On the 17th August, 1831 the steamer Rothsay Castle left Liverpool at 11am on her regular journey to the Menai Straights. However, the rough weather made the sailing difficult and she made very little headway. The passengers became worried and asked the Captain to turn back, but he refused. By midnight he had still no made land, and an hour later the Rothsay Castle struck Dutchman Bank, then out of control struck a sand bank off Penmon. Of the 150 passengers on board, 130 lost their lives. This hastened the decision by Trinity House to build a lighthouse to guide ships on the Eastern tip of Angelsey. Work commenced in 1837 to build the black and white stone tower on a reef between Trwyn Du and Puffin Island. The light was lit in 1838.
Originally manned by two keepers, it was automated in 1922 and the keepers were withdrawn. In 1996 the light was converted to solar power. As we were walking around the shore we heard a bell being tolled on a regular basis. But I couldn’t see why or decide exactly where the ringing was coming from. The explanation comes from a further modification carried out in 1996 when a unique mechanism was installed to sound a 178 Kg bell every sixty seconds to act as a fog signal.
As well as the reef marked by the lighthouse, the small strait between Trwyn Du and Puffin Island has another rocky outcrop dangerous to shipping. This is marked by a large red beacon.
Puffin Island or Ynys Seiriol, refers to Saint Seriol. The son of Owain Ddantgwyn, a 5th-century ruler of the Kingdom of Gwynedd, and the brother of Saint Einion Frenin, a 5th- or 6th-century king in the Llŷn Peninsula, Seiriol founded and governed a clas (ecclesiastical settlement) at Penmon on the Anglesey. In later life, he abandoned his responsibilities there to establish a hermitage on the nearby island, where his remains are thought to rest.

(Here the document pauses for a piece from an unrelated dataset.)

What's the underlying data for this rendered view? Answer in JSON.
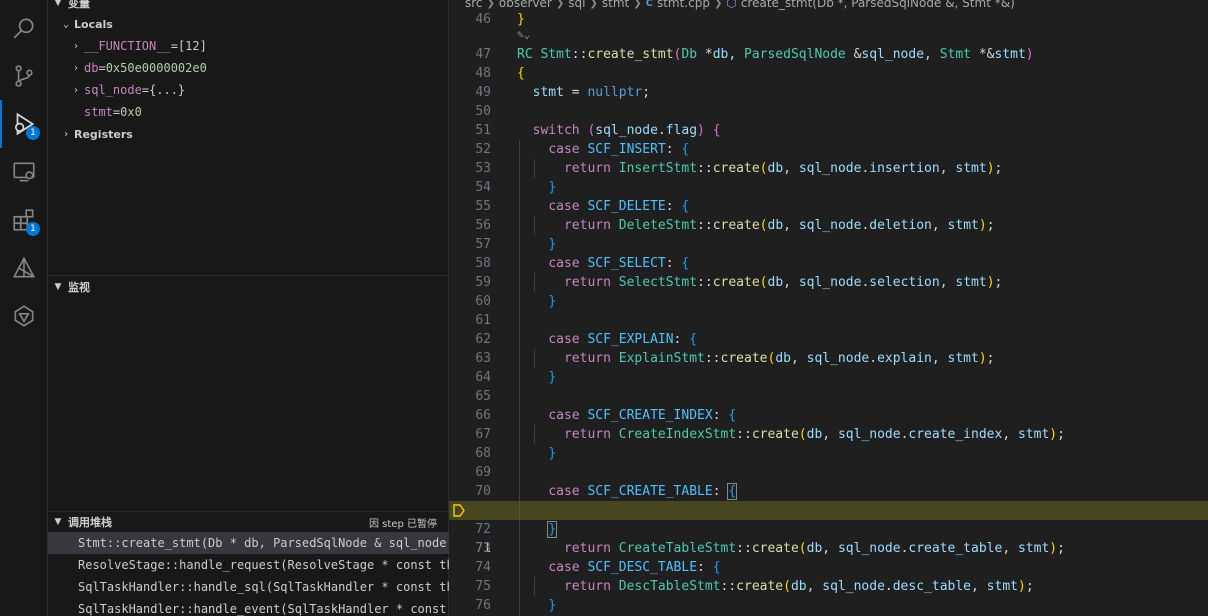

King Cadwallon ap Cadfan of Gwynedd is said to have sheltered here in around 630 when fleeing an invasion from the Kingdom of Northumbria. A monastery existed on the island in the late 12th century and was mentioned by Gerald of Wales who visited the area in 1188. He claimed that, whenever there was strife within the community of monks, a plague of mice would devour all their food. The ecclesiastical emails still exist on the island. Puffin Island is now privately owned, and has been designated a Site of Special Scientific Interest and it’s not possible to land unfortunately, so this will have to remain an unattainable island for now.